The pharmaceutical companies have broadened their horizon. It is not enough that they have 30% of middle and upper income white women addicted to antidepressants and that 20% of adults take some form of psychiatric medication. They now want to hook as many children as possible on psychiatric medication as well.
FIRST it was ADHD drugs, then organ donation, now WA Labor MP Martin Whitely is hoping to get some action on the fatal risks of antidepressant drugs, such as Prozac, to children. Anti-depressant manufacturers warn that products such as Prozac should not be given to children, because of the potentially tragic consequences, but they are prescribed every day to Australian kids.
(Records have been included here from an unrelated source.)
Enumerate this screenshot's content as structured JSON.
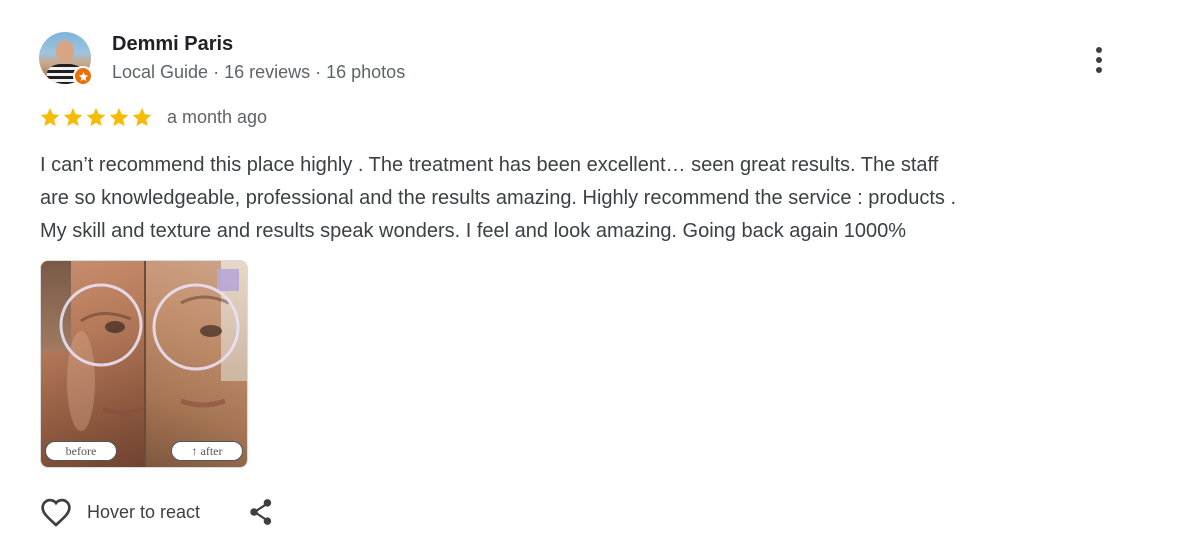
{
  "reviewer": {
    "name": "Demmi Paris",
    "badge": "Local Guide",
    "reviews": "16 reviews",
    "photos": "16 photos",
    "separator": " · "
  },
  "review": {
    "rating": 5,
    "rating_max": 5,
    "time": "a month ago",
    "text_lines": [
      "I can’t recommend this place highly . The treatment has been excellent… seen great results. The staff",
      "are so knowledgeable, professional and the results amazing. Highly recommend the service : products .",
      "My skill and texture and results speak wonders. I feel and look amazing. Going back again 1000%"
    ]
  },
  "photo": {
    "before_label": "before",
    "after_label": "↑ after"
  },
  "actions": {
    "react_label": "Hover to react"
  },
  "colors": {
    "star": "#f6bb06",
    "guide_badge": "#e8710a",
    "secondary_text": "#5f6368",
    "body_text": "#3c4043"
  },
  "icons": {
    "more": "more-vert-icon",
    "heart": "heart-outline-icon",
    "share": "share-icon",
    "star": "star-icon"
  }
}
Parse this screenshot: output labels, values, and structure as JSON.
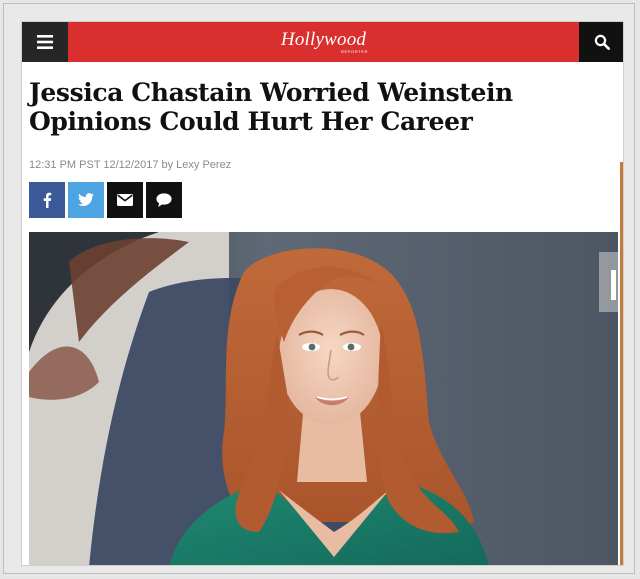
{
  "header": {
    "logo_text": "Hollywood",
    "logo_sub": "REPORTER",
    "accent_color": "#d92f2f",
    "menu_icon": "hamburger-menu-icon",
    "search_icon": "search-icon"
  },
  "article": {
    "headline": "Jessica Chastain Worried Weinstein Opinions Could Hurt Her Career",
    "byline": "12:31 PM PST 12/12/2017 by Lexy Perez"
  },
  "share": {
    "facebook_icon": "facebook-icon",
    "twitter_icon": "twitter-icon",
    "email_icon": "email-icon",
    "comment_icon": "comment-icon",
    "colors": {
      "facebook": "#3b5998",
      "twitter": "#4ca4e2",
      "email": "#111111",
      "comment": "#111111"
    }
  },
  "hero_image": {
    "alt": "Jessica Chastain"
  }
}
This is what happened, with fatal results, in the case of a 16-year-old boy in Canada who stabbed a friend to death.
For the first time in criminal history, a murder was attributed to an anti-depressant drug.
The jury verdict in the case of State of South Carolina versus Ortho-McNeil-Janssen Pharmaceuticals and Johnson & Johnson, Inc. has been upheld and requests for a new trial denied, affirming groundbreaking $327 million in civil penalties against the manufacturers of the drug Risperdal.
Off-label use of powerful antipsychotic drugs has come in for plenty of debate in recent years. The expensive, newer-generation “atypicals” have been used to treat dementia, depression, anxiety, post-traumatic stress disorder, dementia, attention-deficit hyperactivity disorder…the list goes on. And all this while the Justice Department was investigating Big Pharma for off-label promotion of the drugs.
(NaturalNews) If you have ever seen a commercial for a pharmaceutical drug, you are probably familiar with the long list of dangerous side effects that are rattled off in the last five seconds of the advertisement, just after viewers are told how Drug “X” is going to save their lives, improve their memories or give them unlimited energy. What was that? Did he just say that pill might cause bleeding out of my eyes? Drug companies do a great job – and spend a lot of money – to ensure that most consumers aren’t aware of the harmful side effects of common drugs prescribed for conditions like depression, heart disease, arthritis, ADHD or high blood pressure. Unfortunately, the result of this has created a society where the average person with a health problem is captivated by the promises delivered in clever advertising. There is a drug for everything? All I have to do is talk to my doctor? How convenient.
But what if there was a way to take back control of our lives and our health? What if, despite talking to your doctor, you still have questions or concerns about the safety of a drug?
The Citizens Commission on Human Rights International (CCHR) has a database that allows you to do just that. It’s called the Psychiatric Drug Database, and it allows consumers to research the potential side effects of common psychiatric drugs, such as Ritalin or Wellbutrin.